Amyotrophic lateral sclerosis (ALS) is a complex neurodegenerative condition that can cause a broad range of symptoms. ALS attacks brain cells that are responsible for controlling the majority of muscle movements. Also known as Lou Gehrig’s disease, ALS progresses over time and continues to cause new and worsening symptoms.
While there is no cure for ALS, there are several ways patients can mitigate their symptoms and maintain a higher quality of life. Below, we outline the various signs of ALS and discuss potential interventions that patients can utilize to combat their symptoms.

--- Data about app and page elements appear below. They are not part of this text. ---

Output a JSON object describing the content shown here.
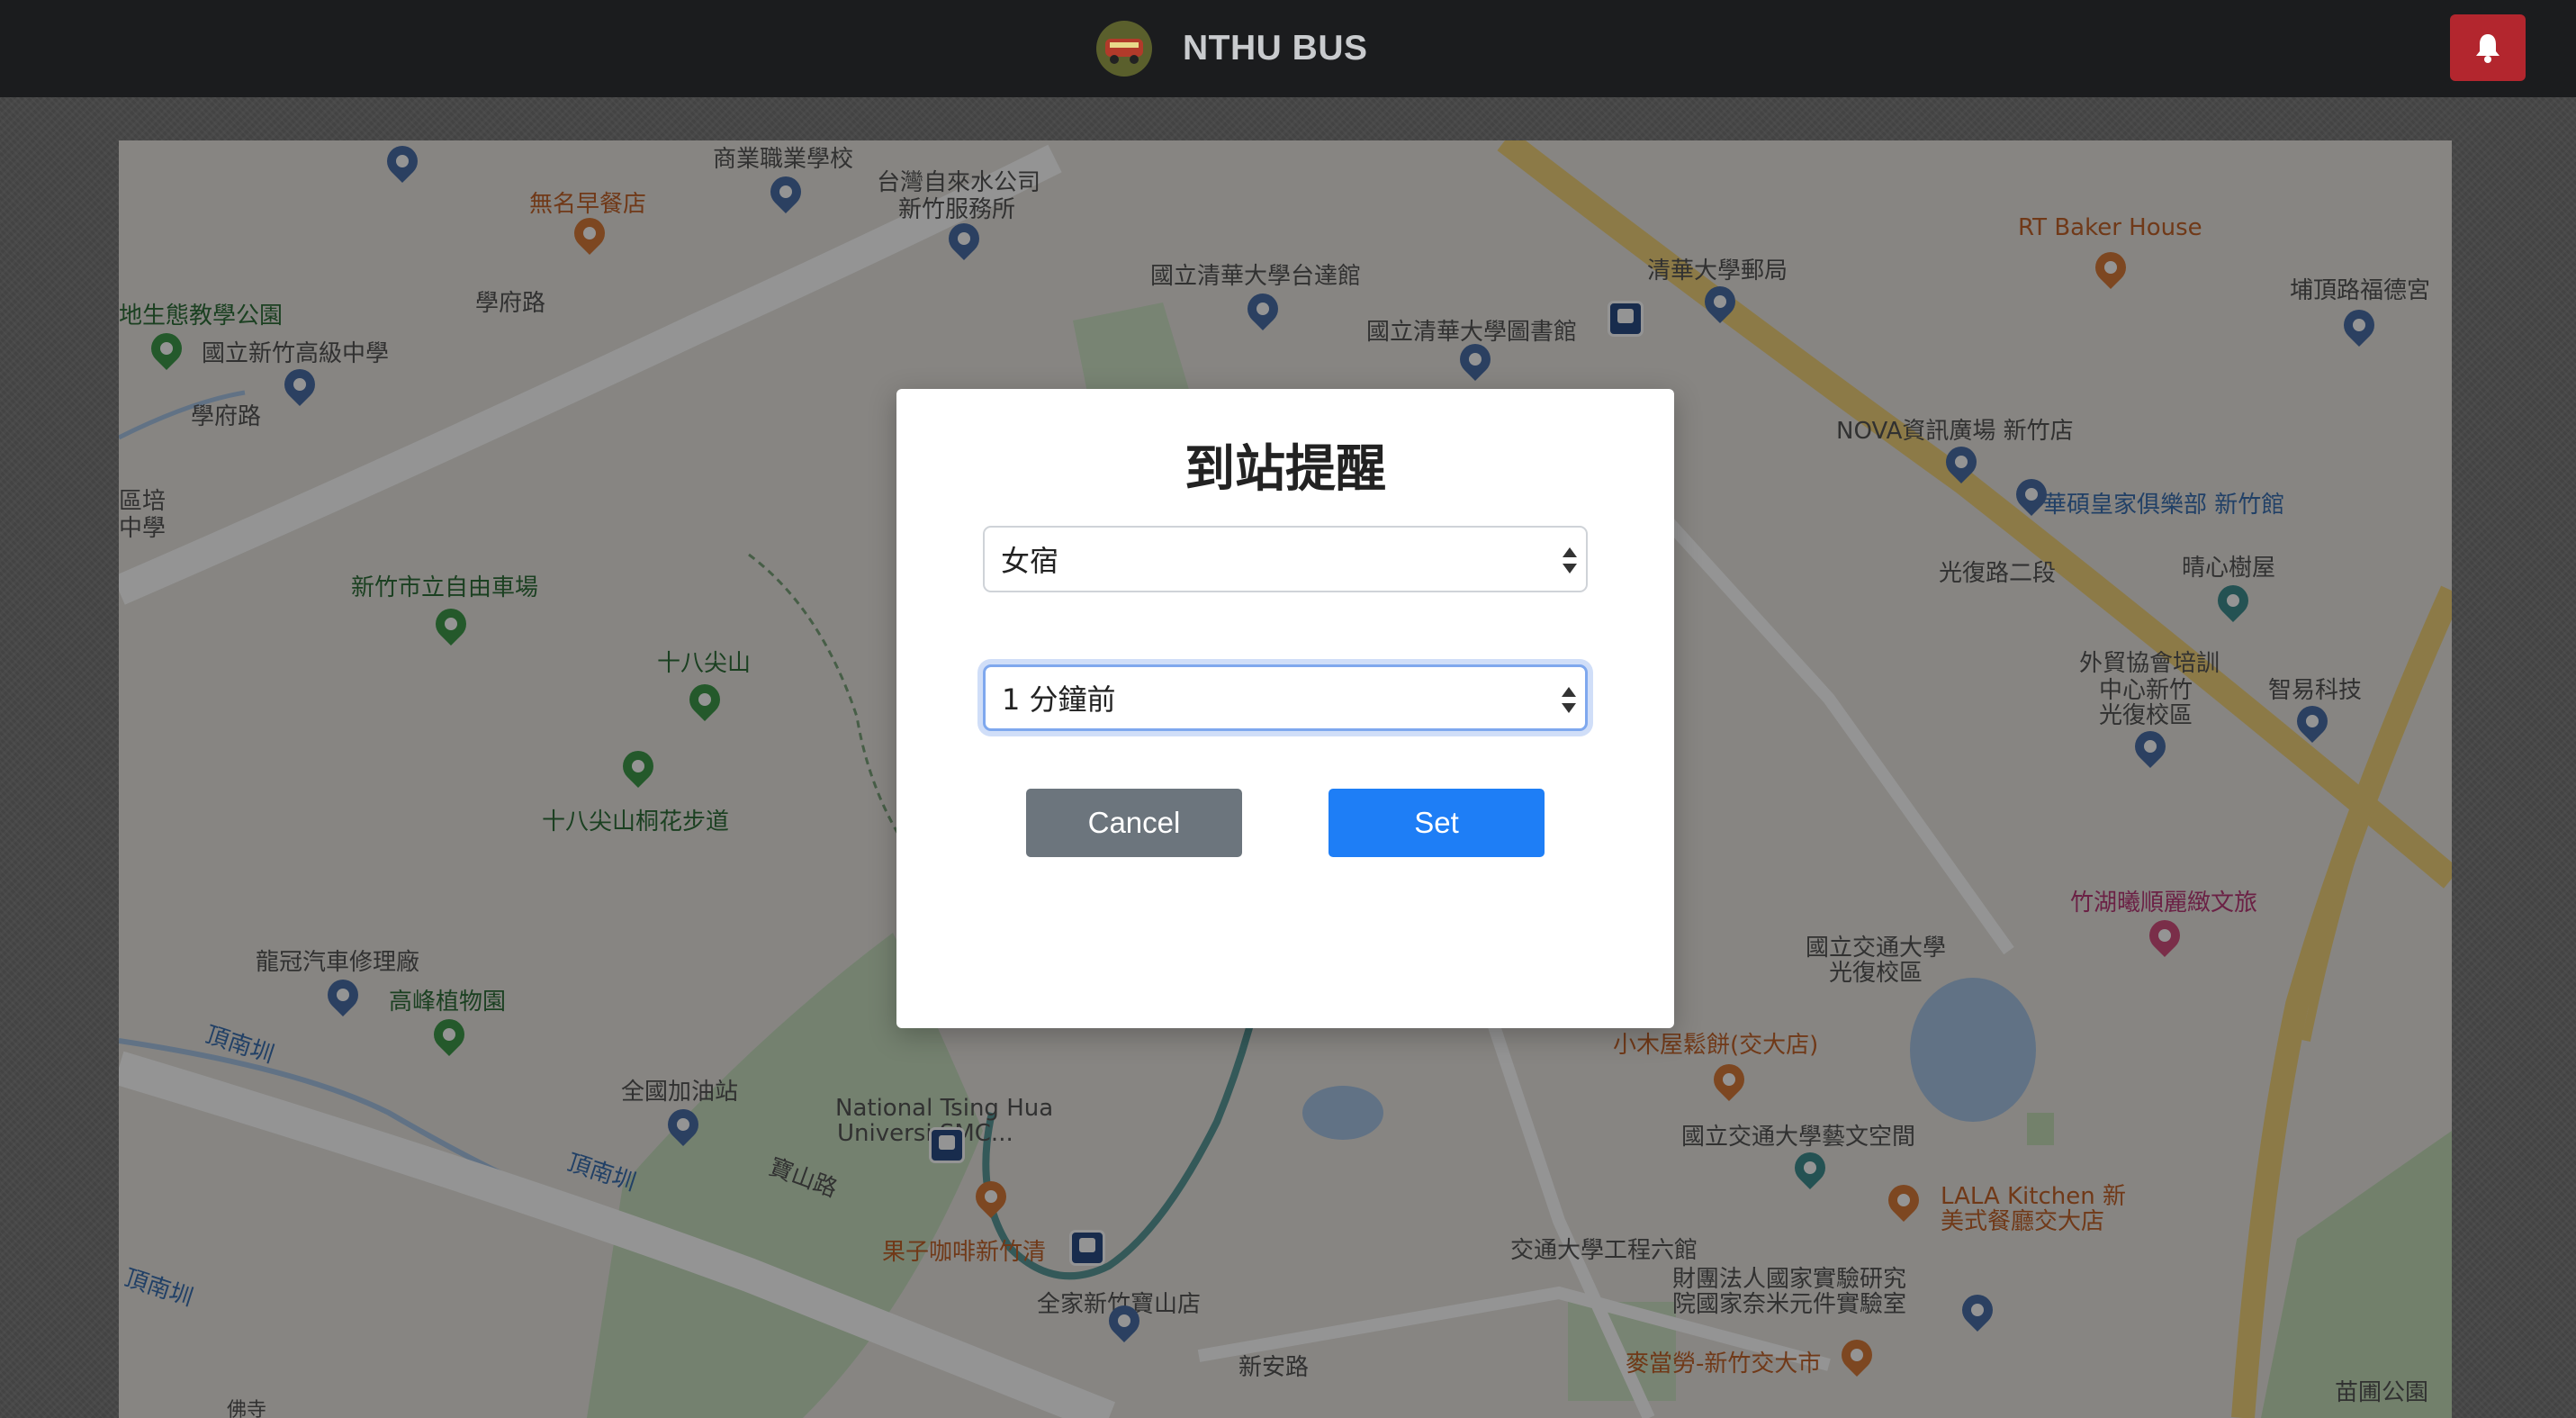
{
  "header": {
    "logo_icon": "bus-logo-icon",
    "title": "NTHU BUS",
    "notification_icon": "bell-icon",
    "notification_button_color": "#b3262e"
  },
  "map": {
    "labels": [
      {
        "text": "商業職業學校",
        "color": "dark"
      },
      {
        "text": "台灣自來水公司",
        "color": "dark"
      },
      {
        "text": "新竹服務所",
        "color": "dark"
      },
      {
        "text": "無名早餐店",
        "color": "orange"
      },
      {
        "text": "地生態教學公園",
        "color": "green"
      },
      {
        "text": "國立新竹高級中學",
        "color": "dark"
      },
      {
        "text": "學府路",
        "color": "dark"
      },
      {
        "text": "學府路",
        "color": "dark"
      },
      {
        "text": "國立清華大學台達館",
        "color": "dark"
      },
      {
        "text": "國立清華大學圖書館",
        "color": "dark"
      },
      {
        "text": "清華大學郵局",
        "color": "dark"
      },
      {
        "text": "RT Baker House",
        "color": "orange"
      },
      {
        "text": "埔頂路福德宮",
        "color": "dark"
      },
      {
        "text": "NOVA資訊廣場 新竹店",
        "color": "dark"
      },
      {
        "text": "華碩皇家俱樂部 新竹館",
        "color": "blue"
      },
      {
        "text": "光復路二段",
        "color": "dark"
      },
      {
        "text": "晴心樹屋",
        "color": "dark"
      },
      {
        "text": "外貿協會培訓",
        "color": "dark"
      },
      {
        "text": "中心新竹",
        "color": "dark"
      },
      {
        "text": "光復校區",
        "color": "dark"
      },
      {
        "text": "智易科技",
        "color": "dark"
      },
      {
        "text": "區培",
        "color": "dark"
      },
      {
        "text": "中學",
        "color": "dark"
      },
      {
        "text": "新竹市立自由車場",
        "color": "green"
      },
      {
        "text": "十八尖山",
        "color": "green"
      },
      {
        "text": "十八尖山桐花步道",
        "color": "green"
      },
      {
        "text": "竹湖曦順麗緻文旅",
        "color": "pink"
      },
      {
        "text": "國立交通大學",
        "color": "dark"
      },
      {
        "text": "光復校區",
        "color": "dark"
      },
      {
        "text": "龍冠汽車修理廠",
        "color": "dark"
      },
      {
        "text": "高峰植物園",
        "color": "green"
      },
      {
        "text": "小木屋鬆餅(交大店)",
        "color": "orange"
      },
      {
        "text": "頂南圳",
        "color": "blue"
      },
      {
        "text": "全國加油站",
        "color": "dark"
      },
      {
        "text": "National Tsing Hua",
        "color": "dark"
      },
      {
        "text": "Universi  SMC...",
        "color": "dark"
      },
      {
        "text": "國立交通大學藝文空間",
        "color": "dark"
      },
      {
        "text": "頂南圳",
        "color": "blue"
      },
      {
        "text": "寶山路",
        "color": "dark"
      },
      {
        "text": "LALA Kitchen 新",
        "color": "orange"
      },
      {
        "text": "美式餐廳交大店",
        "color": "orange"
      },
      {
        "text": "果子咖啡新竹清",
        "color": "orange"
      },
      {
        "text": "交通大學工程六館",
        "color": "dark"
      },
      {
        "text": "頂南圳",
        "color": "blue"
      },
      {
        "text": "財團法人國家實驗研究",
        "color": "dark"
      },
      {
        "text": "院國家奈米元件實驗室",
        "color": "dark"
      },
      {
        "text": "全家新竹寶山店",
        "color": "dark"
      },
      {
        "text": "新安路",
        "color": "dark"
      },
      {
        "text": "麥當勞-新竹交大市",
        "color": "orange"
      },
      {
        "text": "苗圃公園",
        "color": "dark"
      },
      {
        "text": "佛寺",
        "color": "dark"
      }
    ]
  },
  "modal": {
    "title": "到站提醒",
    "stop_select_value": "女宿",
    "time_select_value": "1 分鐘前",
    "cancel_label": "Cancel",
    "set_label": "Set",
    "set_color": "#1e7ef6",
    "cancel_color": "#6c757d"
  }
}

Oftentimes, the signs and symptoms of ALS begin to manifest gradually. Many patients report experiencing tingling or weakness in their hands. This weakness can make it challenging for them to grip objects, maintain a grasp on their steering wheel, or perform other routine tasks.
Other patients begin to experience slurred speech before additional symptoms develop. Since ALS attacks the brain cells responsible for controlling various muscle groups, every patient will experience different symptoms early on.
Some other common signs of ALS include:
- Muscle stiffness
- Worsening posture
- Difficulty swallowing
- Slurred speech
- Stumbling or trouble walking
These symptoms can sometimes be mistaken for other ailments, especially early in ALS development. Patients may overlook unexplained muscle stiffness or a weakening grip because they think it’s something else. However, as symptoms worsen, clinicians can make a more accurate diagnosis.
Advanced Signs and Symptoms
Advanced signs and symptoms of ALS include:
- A loss of muscle mass
- Difficulty breathing
- Extreme difficulty speaking
- Swallowing and chewing problems
- Weakening of muscles
While ALS progression cannot be stopped, it can be slowed by incorporating several different treatment strategies.
How to Manage Symptoms
By far, one of the most common treatments for ALS is physical therapy. With the help of a licensed physical therapist, ALS patients can work to strengthen essential muscle groups, such as those used to walk, grab items, or stand.
In addition, patients may often be referred to an occupational therapist. These therapists focus on helping the patient perform day-to-day tasks like brushing their teeth, using eating utensils, or getting dressed.
Medical advancements have led to the development of another potential intervention for ALS patients. Regenerative medicine, also known as stem cell therapy, has the potential to help slow the progression of ALS and reduce the severity of symptoms. Patients who want to explore all treatment avenues may be good candidates for stem cell therapy.
This post was written by a medical professional at Stemedix Inc. At Stemedix we provide access to Regenerative Medicine for ALS, also known as Stem cell treatment for ALS. Regenerative medicine has the natural potential to help improve symptoms sometimes lost from the progression of many conditions.